Kansas Feedlot Closeouts Up; Follow Seasonal Trend

Kansas feedlot closeouts in July declined from what may be the second-largest such monthly move of the year in June and followed the seasonal trend, although at a higher level.

The information came from monthly survey of selected Kansas feedlots by the Kansas State University Extension Service.  The data then was compiled by the Livestock Marketing Information Service, extrapolating the information to give a picture of the entire state.

On average, Kansas feedlots sold 4,892 head of slaughter-ready cattle to packers for slaughter and processing into beef and other products, the survey showed.  This was down 152, or 3.01%, from June’s 5,044 head and 855, or 14.9%, below last year’s 5,747 head.  However, it was 548, or 12.6%, above the 2013-2017 average of 4,344 head.

Monthly feedlot closeouts had a sharp peak last year in June, skewing the results for July and August, even though they dropped almost as sharply as the June jump.

This year, apart from a significant decline in closeouts in March because of severe weather effects, monthly closeouts have tended to remain about 12% to 15% more than the five-year average.  If the trend keeps up, Kansas feedlot closeouts will decline to a seasonal low in September, bounce a bit in October and test the September low in November before shooting to an annual high in December.




Final sales weights of fed steers in Kansas in July were right on average, following the seasonal trend higher and aiming for the annual high in December.

The average weight of fed steers from the state’s feedlots in July was 1,397 pounds, up 30, or 2.19%, from 1,367 in June and 31, or 2.27%, more than the 1,366 pounds of a year ago.  The 2013-2017 average was 1,398 pounds.

On average, the annual monthly low in closeout weights from Kansas feedlots occurs in April, followed by a similarly low weight in May.  This year, the low came in March as harsh wintry weather hurt cattle growth and weights.  The cattle seem to be back on track, though.

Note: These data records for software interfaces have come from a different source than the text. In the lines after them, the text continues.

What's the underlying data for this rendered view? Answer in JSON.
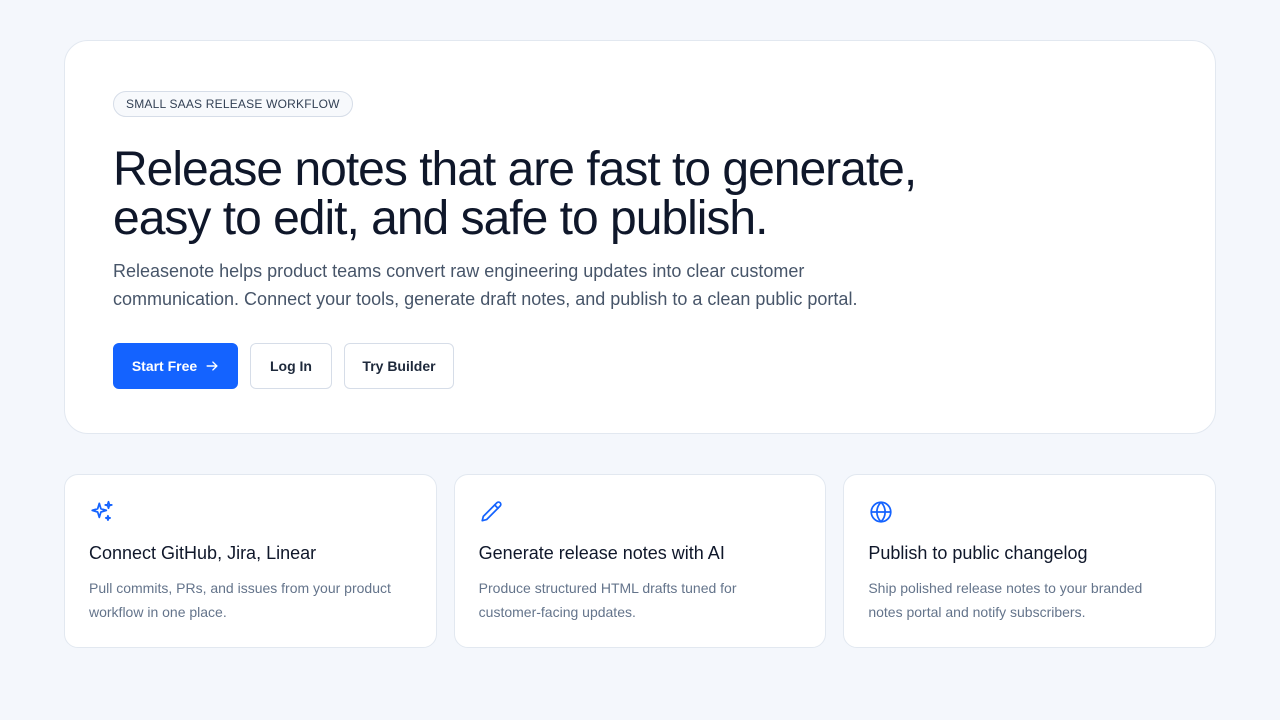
{
  "hero": {
    "badge": "SMALL SAAS RELEASE WORKFLOW",
    "headline_line1": "Release notes that are fast to generate,",
    "headline_line2": "easy to edit, and safe to publish.",
    "lede": "Releasenote helps product teams convert raw engineering updates into clear customer communication. Connect your tools, generate draft notes, and publish to a clean public portal.",
    "actions": {
      "start_free": "Start Free",
      "log_in": "Log In",
      "try_builder": "Try Builder"
    }
  },
  "features": [
    {
      "icon": "sparkles-icon",
      "title": "Connect GitHub, Jira, Linear",
      "text": "Pull commits, PRs, and issues from your product workflow in one place."
    },
    {
      "icon": "pencil-icon",
      "title": "Generate release notes with AI",
      "text": "Produce structured HTML drafts tuned for customer-facing updates."
    },
    {
      "icon": "globe-icon",
      "title": "Publish to public changelog",
      "text": "Ship polished release notes to your branded notes portal and notify subscribers."
    }
  ],
  "colors": {
    "accent": "#1463ff",
    "background": "#f4f7fc",
    "heading": "#0f172a",
    "body_text": "#475569",
    "muted_text": "#64748b",
    "border": "#e2e8f0"
  }
}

However, with one exception, the cattle going to slaughter this year are less efficient than last year and the previous five-year average.  The monthly closeouts show that cattle spent more time on feed getting to acceptable market weight and finish.

Cattle going to slaughter in July spent an average of 182 days on feed, down nine, or 4.71%, from June’s 191 but 13, or 7.69%, above last year’s 169 and 19.8, or 12.2%, above the 2013-2017 average of 162.2.

This means the average daily gain of the cattle going to slaughter this year is down from last year and the average.  The average in July caught up with last year’s pace but remained below the previous five-year average.

The average daily gain of cattle marketed to packers in July was 3.53 pounds, up from June’s 3.33 pounds and even with last July’s pace.  It also was below the 3.616-pound average.




Cash cattle trade last week was at $100 to $103 per cwt on a live basis, $2 to $5 lower than the previous week.  Dressed-basis trade was at $160 to $167, $4 to $10 lower.

The USDA choice cutout Wednesday was down $5.49 per cwt at $219.89, while select was off $2.58 at $198.40.  The choice/select spread narrowed to $21.49 from $24.40 with 127 loads of fabricated product sold into the spot market.

The CME Feeder Cattle index for the seven days ended Monday was $136.17 per cwt, down $0.20 from the previous day.  This compares with Wednesday’s Sep contract settlement of $136.07, up $2.17.